● **THE PROBLEM**:
Can you print the data exactly and leave out each image?

● **SOURCE MATERIAL**:
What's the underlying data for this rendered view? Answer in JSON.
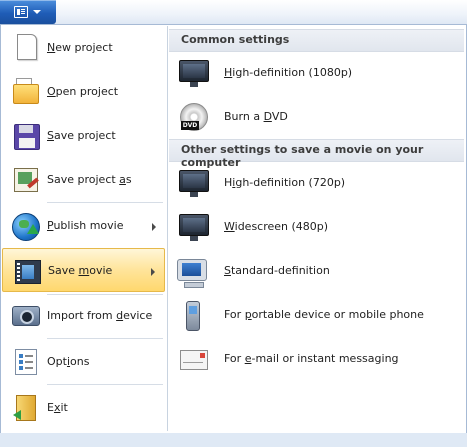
{
  "menu": {
    "left_items": [
      {
        "key": "new",
        "pre": "",
        "ul": "N",
        "post": "ew project",
        "icon": "new-project-icon"
      },
      {
        "key": "open",
        "pre": "",
        "ul": "O",
        "post": "pen project",
        "icon": "open-project-icon"
      },
      {
        "key": "save",
        "pre": "",
        "ul": "S",
        "post": "ave project",
        "icon": "save-project-icon"
      },
      {
        "key": "saveas",
        "pre": "Save project ",
        "ul": "a",
        "post": "s",
        "icon": "save-project-as-icon"
      },
      {
        "key": "publish",
        "pre": "",
        "ul": "P",
        "post": "ublish movie",
        "icon": "publish-movie-icon",
        "submenu": true
      },
      {
        "key": "savemovie",
        "pre": "Save ",
        "ul": "m",
        "post": "ovie",
        "icon": "save-movie-icon",
        "submenu": true,
        "selected": true
      },
      {
        "key": "import",
        "pre": "Import from ",
        "ul": "d",
        "post": "evice",
        "icon": "import-device-icon"
      },
      {
        "key": "options",
        "pre": "Opt",
        "ul": "i",
        "post": "ons",
        "icon": "options-icon"
      },
      {
        "key": "exit",
        "pre": "E",
        "ul": "x",
        "post": "it",
        "icon": "exit-icon"
      }
    ]
  },
  "submenu": {
    "section1_title": "Common settings",
    "section2_title": "Other settings to save a movie on your computer",
    "items": [
      {
        "key": "hd1080",
        "pre": "",
        "ul": "H",
        "post": "igh-definition (1080p)",
        "icon": "hd-monitor-icon"
      },
      {
        "key": "dvd",
        "pre": "Burn a ",
        "ul": "D",
        "post": "VD",
        "icon": "dvd-icon",
        "tag": "DVD"
      },
      {
        "key": "hd720",
        "pre": "H",
        "ul": "i",
        "post": "gh-definition (720p)",
        "icon": "hd-monitor-icon"
      },
      {
        "key": "wide",
        "pre": "",
        "ul": "W",
        "post": "idescreen (480p)",
        "icon": "widescreen-monitor-icon"
      },
      {
        "key": "sd",
        "pre": "",
        "ul": "S",
        "post": "tandard-definition",
        "icon": "computer-monitor-icon"
      },
      {
        "key": "portable",
        "pre": "For ",
        "ul": "p",
        "post": "ortable device or mobile phone",
        "icon": "mobile-phone-icon"
      },
      {
        "key": "email",
        "pre": "For ",
        "ul": "e",
        "post": "-mail or instant messaging",
        "icon": "email-envelope-icon"
      }
    ]
  }
}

● **ANSWER AREA**:
What's the underlying data for this rendered view? Answer in JSON.
{
  "menu": {
    "left_items": [
      {
        "key": "new",
        "pre": "",
        "ul": "N",
        "post": "ew project",
        "icon": "new-project-icon"
      },
      {
        "key": "open",
        "pre": "",
        "ul": "O",
        "post": "pen project",
        "icon": "open-project-icon"
      },
      {
        "key": "save",
        "pre": "",
        "ul": "S",
        "post": "ave project",
        "icon": "save-project-icon"
      },
      {
        "key": "saveas",
        "pre": "Save project ",
        "ul": "a",
        "post": "s",
        "icon": "save-project-as-icon"
      },
      {
        "key": "publish",
        "pre": "",
        "ul": "P",
        "post": "ublish movie",
        "icon": "publish-movie-icon",
        "submenu": true
      },
      {
        "key": "savemovie",
        "pre": "Save ",
        "ul": "m",
        "post": "ovie",
        "icon": "save-movie-icon",
        "submenu": true,
        "selected": true
      },
      {
        "key": "import",
        "pre": "Import from ",
        "ul": "d",
        "post": "evice",
        "icon": "import-device-icon"
      },
      {
        "key": "options",
        "pre": "Opt",
        "ul": "i",
        "post": "ons",
        "icon": "options-icon"
      },
      {
        "key": "exit",
        "pre": "E",
        "ul": "x",
        "post": "it",
        "icon": "exit-icon"
      }
    ]
  },
  "submenu": {
    "section1_title": "Common settings",
    "section2_title": "Other settings to save a movie on your computer",
    "items": [
      {
        "key": "hd1080",
        "pre": "",
        "ul": "H",
        "post": "igh-definition (1080p)",
        "icon": "hd-monitor-icon"
      },
      {
        "key": "dvd",
        "pre": "Burn a ",
        "ul": "D",
        "post": "VD",
        "icon": "dvd-icon",
        "tag": "DVD"
      },
      {
        "key": "hd720",
        "pre": "H",
        "ul": "i",
        "post": "gh-definition (720p)",
        "icon": "hd-monitor-icon"
      },
      {
        "key": "wide",
        "pre": "",
        "ul": "W",
        "post": "idescreen (480p)",
        "icon": "widescreen-monitor-icon"
      },
      {
        "key": "sd",
        "pre": "",
        "ul": "S",
        "post": "tandard-definition",
        "icon": "computer-monitor-icon"
      },
      {
        "key": "portable",
        "pre": "For ",
        "ul": "p",
        "post": "ortable device or mobile phone",
        "icon": "mobile-phone-icon"
      },
      {
        "key": "email",
        "pre": "For ",
        "ul": "e",
        "post": "-mail or instant messaging",
        "icon": "email-envelope-icon"
      }
    ]
  }
}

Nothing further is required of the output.